Data shown
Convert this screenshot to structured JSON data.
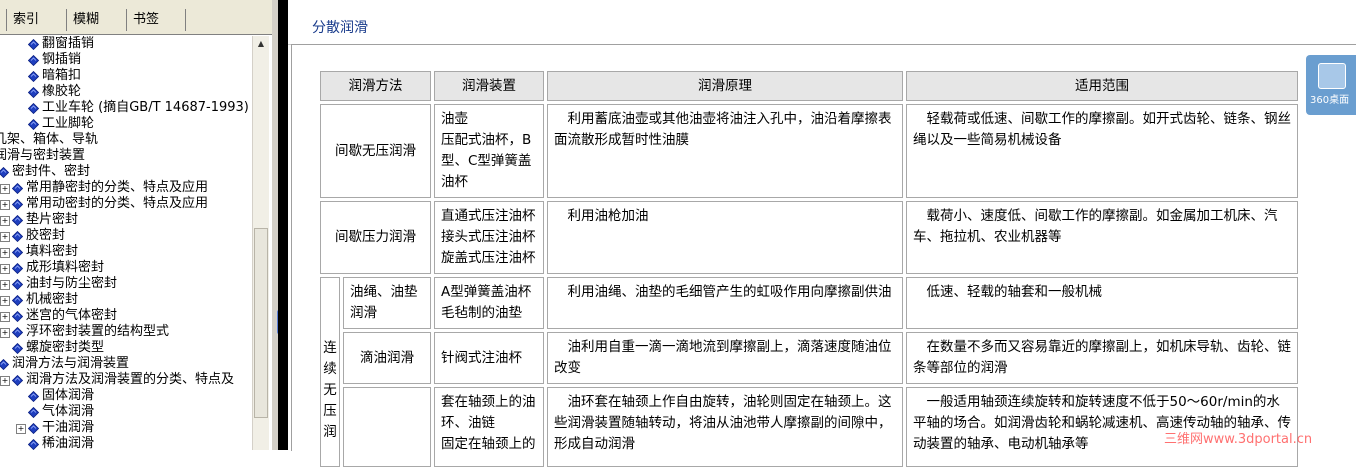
{
  "tabs": [
    "索引",
    "模糊",
    "书签"
  ],
  "tree": [
    {
      "label": "翻窗插销",
      "x": 26
    },
    {
      "label": "钢插销",
      "x": 26
    },
    {
      "label": "暗箱扣",
      "x": 26
    },
    {
      "label": "橡胶轮",
      "x": 26
    },
    {
      "label": "工业车轮 (摘自GB/T 14687-1993)",
      "x": 26
    },
    {
      "label": "工业脚轮",
      "x": 26
    },
    {
      "label": "几架、箱体、导轨",
      "x": -6,
      "plain": true
    },
    {
      "label": "润滑与密封装置",
      "x": -6,
      "plain": true
    },
    {
      "label": "密封件、密封",
      "x": -4,
      "folder": true
    },
    {
      "label": "常用静密封的分类、特点及应用",
      "x": 10,
      "exp": true
    },
    {
      "label": "常用动密封的分类、特点及应用",
      "x": 10,
      "exp": true
    },
    {
      "label": "垫片密封",
      "x": 10,
      "exp": true
    },
    {
      "label": "胶密封",
      "x": 10,
      "exp": true
    },
    {
      "label": "填料密封",
      "x": 10,
      "exp": true
    },
    {
      "label": "成形填料密封",
      "x": 10,
      "exp": true
    },
    {
      "label": "油封与防尘密封",
      "x": 10,
      "exp": true
    },
    {
      "label": "机械密封",
      "x": 10,
      "exp": true
    },
    {
      "label": "迷宫的气体密封",
      "x": 10,
      "exp": true
    },
    {
      "label": "浮环密封装置的结构型式",
      "x": 10,
      "exp": true
    },
    {
      "label": "螺旋密封类型",
      "x": 10
    },
    {
      "label": "润滑方法与润滑装置",
      "x": -4,
      "folder": true
    },
    {
      "label": "润滑方法及润滑装置的分类、特点及",
      "x": 10,
      "exp": true
    },
    {
      "label": "固体润滑",
      "x": 26
    },
    {
      "label": "气体润滑",
      "x": 26
    },
    {
      "label": "干油润滑",
      "x": 26,
      "exp": true
    },
    {
      "label": "稀油润滑",
      "x": 26
    }
  ],
  "page_title": "分散润滑",
  "table": {
    "headers": [
      "润滑方法",
      "润滑装置",
      "润滑原理",
      "适用范围"
    ],
    "rows": {
      "r1": {
        "method": "间歇无压润滑",
        "device": "油壶\n压配式油杯，B型、C型弹簧盖油杯",
        "principle": "利用蓄底油壶或其他油壶将油注入孔中，油沿着摩擦表面流散形成暂时性油膜",
        "scope": "轻载荷或低速、间歇工作的摩擦副。如开式齿轮、链条、钢丝绳以及一些简易机械设备"
      },
      "r2": {
        "method": "间歇压力润滑",
        "device": "直通式压注油杯\n接头式压注油杯\n旋盖式压注油杯",
        "principle": "利用油枪加油",
        "scope": "载荷小、速度低、间歇工作的摩擦副。如金属加工机床、汽车、拖拉机、农业机器等"
      },
      "group": "连续无压润",
      "r3": {
        "method": "油绳、油垫润滑",
        "device": "A型弹簧盖油杯\n毛毡制的油垫",
        "principle": "利用油绳、油垫的毛细管产生的虹吸作用向摩擦副供油",
        "scope": "低速、轻载的轴套和一般机械"
      },
      "r4": {
        "method": "滴油润滑",
        "device": "针阀式注油杯",
        "principle": "油利用自重一滴一滴地流到摩擦副上，滴落速度随油位改变",
        "scope": "在数量不多而又容易靠近的摩擦副上，如机床导轨、齿轮、链条等部位的润滑"
      },
      "r5": {
        "method": "",
        "device": "套在轴颈上的油环、油链\n固定在轴颈上的",
        "principle": "油环套在轴颈上作自由旋转，油轮则固定在轴颈上。这些润滑装置随轴转动，将油从油池带人摩擦副的间隙中，形成自动润滑",
        "scope": "一般适用轴颈连续旋转和旋转速度不低于50～60r/min的水平轴的场合。如润滑齿轮和蜗轮减速机、高速传动轴的轴承、传动装置的轴承、电动机轴承等"
      }
    }
  },
  "widget_label": "360桌面",
  "watermark": "三维网www.3dportal.cn"
}
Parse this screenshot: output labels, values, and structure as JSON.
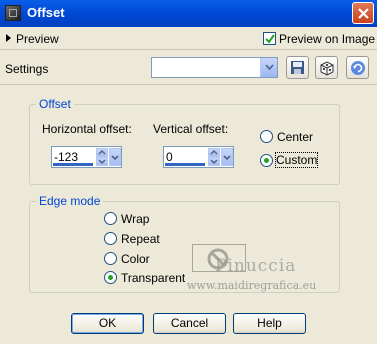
{
  "window": {
    "title": "Offset",
    "close_icon": "close-icon"
  },
  "preview": {
    "label": "Preview",
    "checkbox_label": "Preview on Image",
    "checked": true
  },
  "settings": {
    "label": "Settings",
    "value": ""
  },
  "offset_group": {
    "title": "Offset",
    "horizontal_label": "Horizontal offset:",
    "horizontal_value": "-123",
    "vertical_label": "Vertical offset:",
    "vertical_value": "0",
    "center_label": "Center",
    "custom_label": "Custom",
    "selected": "Custom"
  },
  "edge_group": {
    "title": "Edge mode",
    "options": [
      "Wrap",
      "Repeat",
      "Color",
      "Transparent"
    ],
    "selected": "Transparent"
  },
  "watermark": {
    "name": "Pinuccia",
    "url": "www.maidiregrafica.eu"
  },
  "buttons": {
    "ok": "OK",
    "cancel": "Cancel",
    "help": "Help"
  },
  "colors": {
    "titlebar": "#0049d4",
    "group_title": "#0046d5",
    "radio_selected": "#21a121"
  }
}
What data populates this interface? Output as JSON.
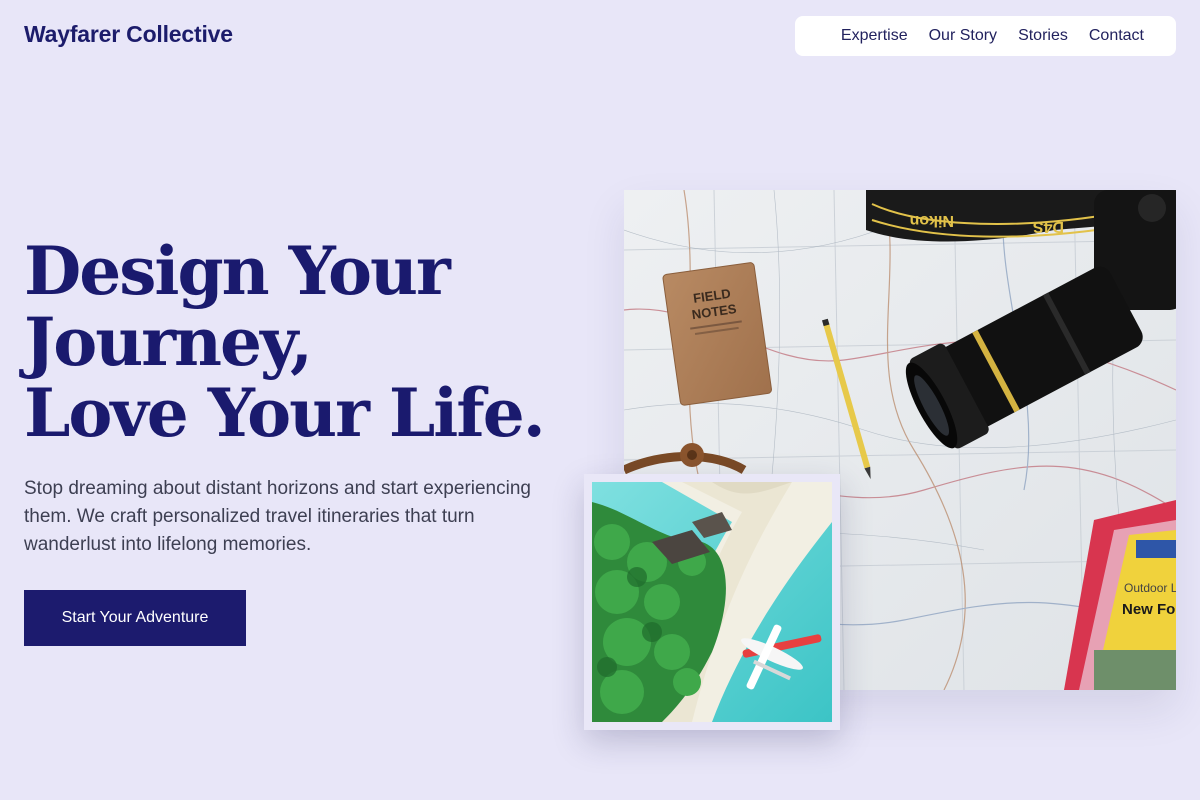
{
  "brand": {
    "name": "Wayfarer Collective"
  },
  "nav": {
    "items": [
      {
        "label": "Expertise"
      },
      {
        "label": "Our Story"
      },
      {
        "label": "Stories"
      },
      {
        "label": "Contact"
      }
    ]
  },
  "hero": {
    "headline_lines": [
      "Design Your",
      "Journey,",
      "Love Your Life."
    ],
    "subtext": "Stop dreaming about distant horizons and start experiencing them. We craft personalized travel itineraries that turn wanderlust into lifelong memories.",
    "cta_label": "Start Your Adventure"
  },
  "images": {
    "main": {
      "subject": "map-camera-flatlay",
      "notebook_text": [
        "FIELD",
        "NOTES"
      ],
      "strap_text": "Nikon",
      "strap_text_2": "D4S",
      "guide_text": [
        "New Fo",
        "Outdoor L"
      ]
    },
    "inset": {
      "subject": "tropical-island-seaplane"
    }
  },
  "colors": {
    "background": "#e8e6f8",
    "brand_navy": "#1a1a6e",
    "nav_bg": "#ffffff",
    "body_text": "#3d3f52"
  }
}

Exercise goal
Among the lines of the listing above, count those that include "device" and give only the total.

Answer box
5